Data excerpts START
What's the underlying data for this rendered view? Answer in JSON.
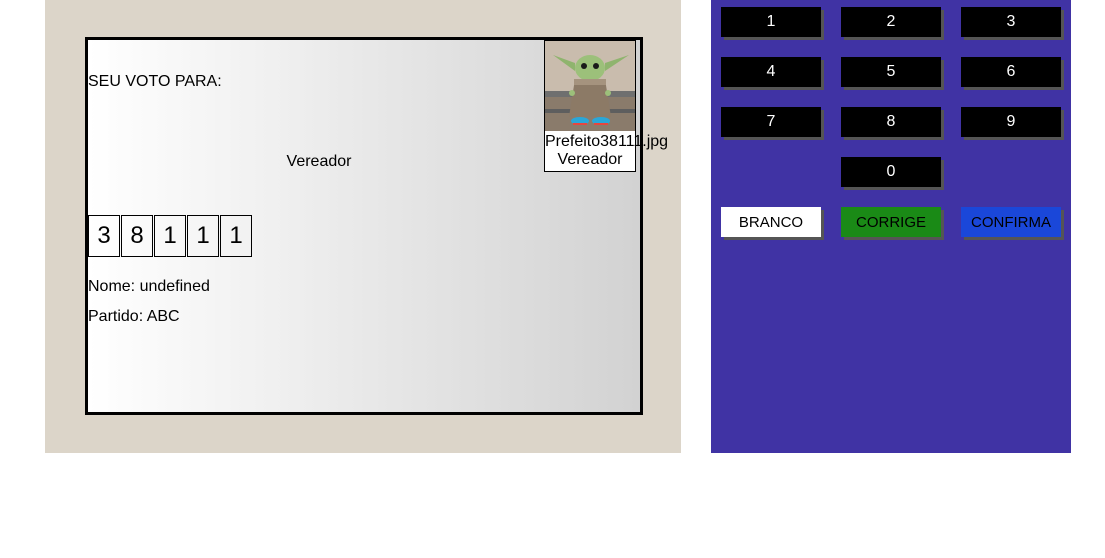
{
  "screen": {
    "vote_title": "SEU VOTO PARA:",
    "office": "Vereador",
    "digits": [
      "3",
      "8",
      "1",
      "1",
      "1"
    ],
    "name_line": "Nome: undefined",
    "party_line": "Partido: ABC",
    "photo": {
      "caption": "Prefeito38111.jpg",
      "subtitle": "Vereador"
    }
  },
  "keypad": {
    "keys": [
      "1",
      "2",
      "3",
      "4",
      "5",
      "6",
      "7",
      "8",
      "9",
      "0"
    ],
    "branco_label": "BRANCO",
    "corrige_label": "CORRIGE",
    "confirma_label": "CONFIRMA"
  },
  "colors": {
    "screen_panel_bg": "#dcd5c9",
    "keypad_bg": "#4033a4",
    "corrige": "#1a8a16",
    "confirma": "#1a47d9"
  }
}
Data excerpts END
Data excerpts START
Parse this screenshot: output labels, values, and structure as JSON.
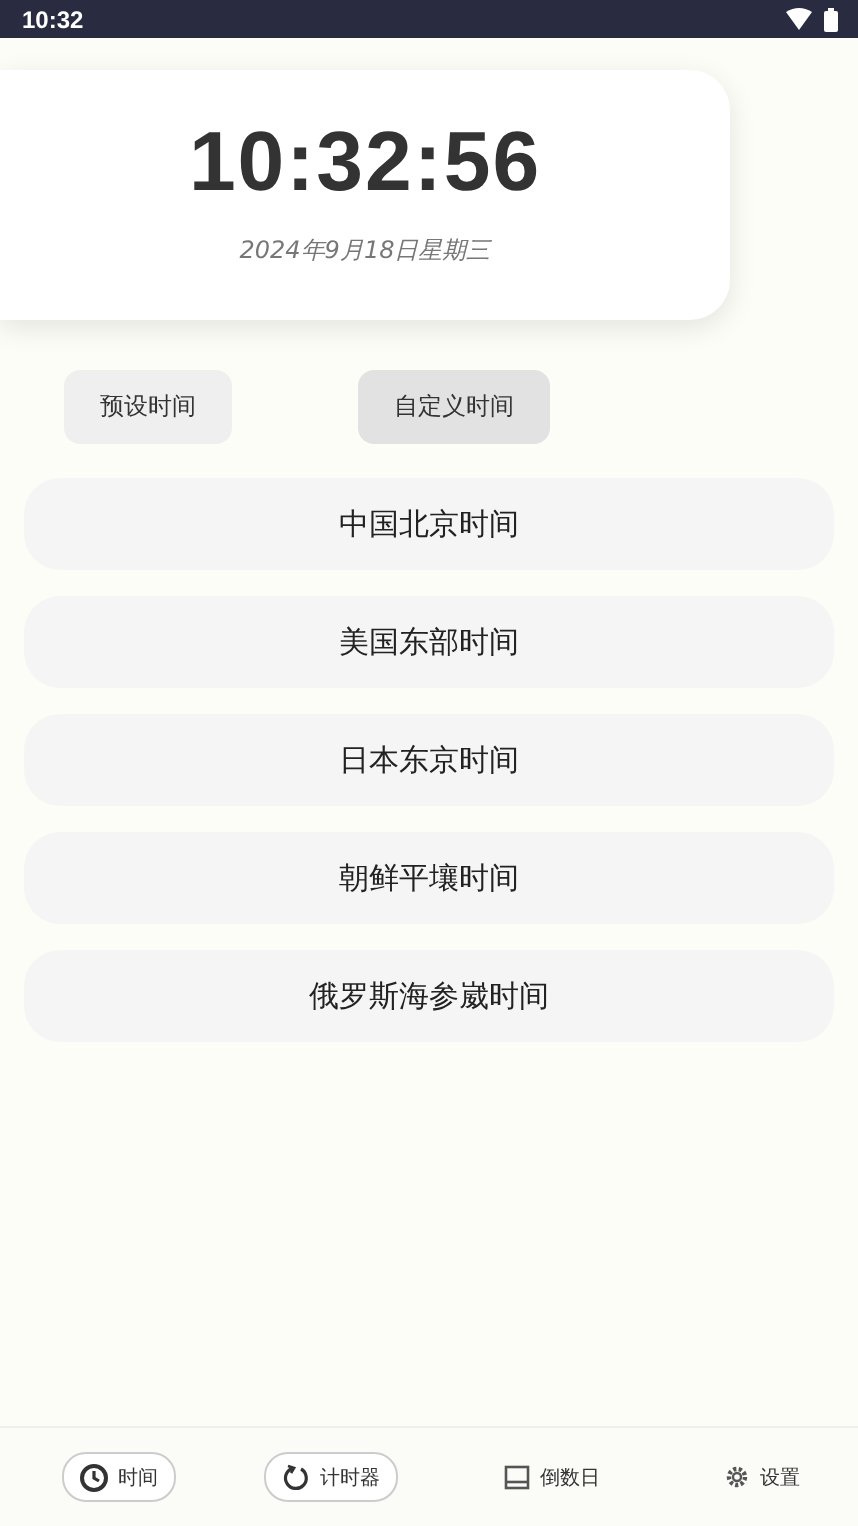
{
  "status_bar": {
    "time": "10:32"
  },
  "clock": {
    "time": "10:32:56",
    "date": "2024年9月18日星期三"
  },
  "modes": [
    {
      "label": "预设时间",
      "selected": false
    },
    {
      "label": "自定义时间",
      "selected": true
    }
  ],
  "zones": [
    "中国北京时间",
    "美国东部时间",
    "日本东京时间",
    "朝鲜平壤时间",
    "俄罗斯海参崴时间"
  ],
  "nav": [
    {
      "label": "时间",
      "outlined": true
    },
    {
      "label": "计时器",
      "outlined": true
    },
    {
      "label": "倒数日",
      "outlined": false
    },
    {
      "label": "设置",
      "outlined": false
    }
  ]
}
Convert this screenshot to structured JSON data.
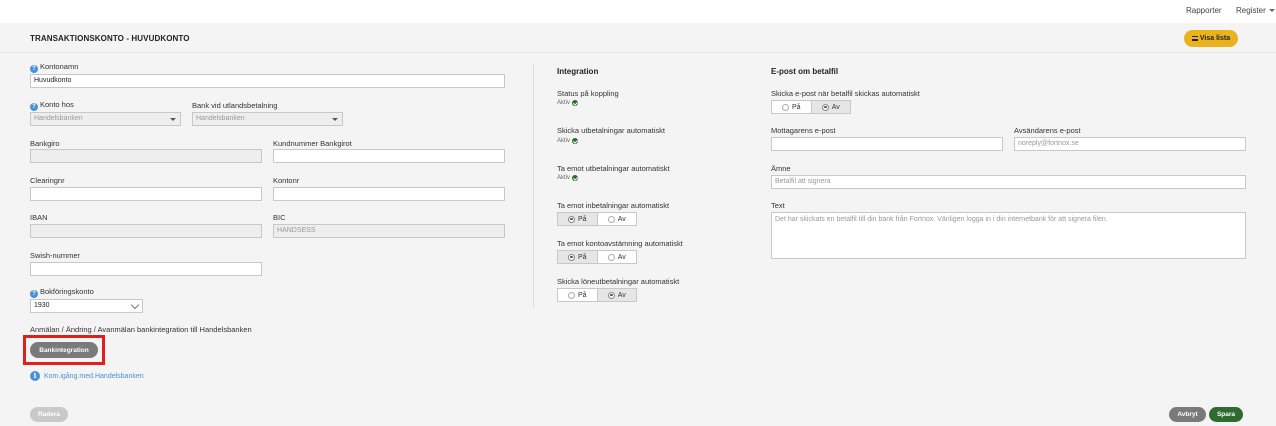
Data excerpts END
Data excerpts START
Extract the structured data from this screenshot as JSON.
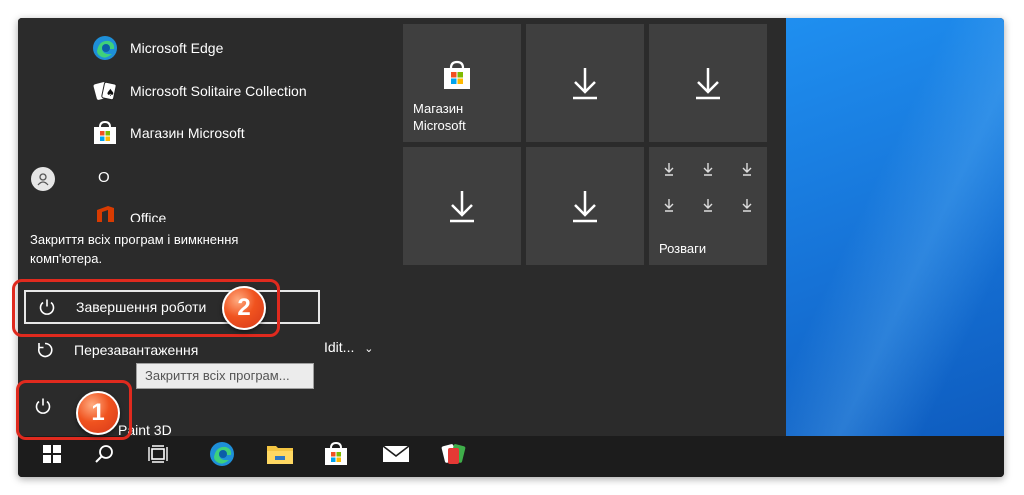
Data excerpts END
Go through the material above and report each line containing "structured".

Convert this screenshot to structured JSON data.
Extract the structured data from this screenshot as JSON.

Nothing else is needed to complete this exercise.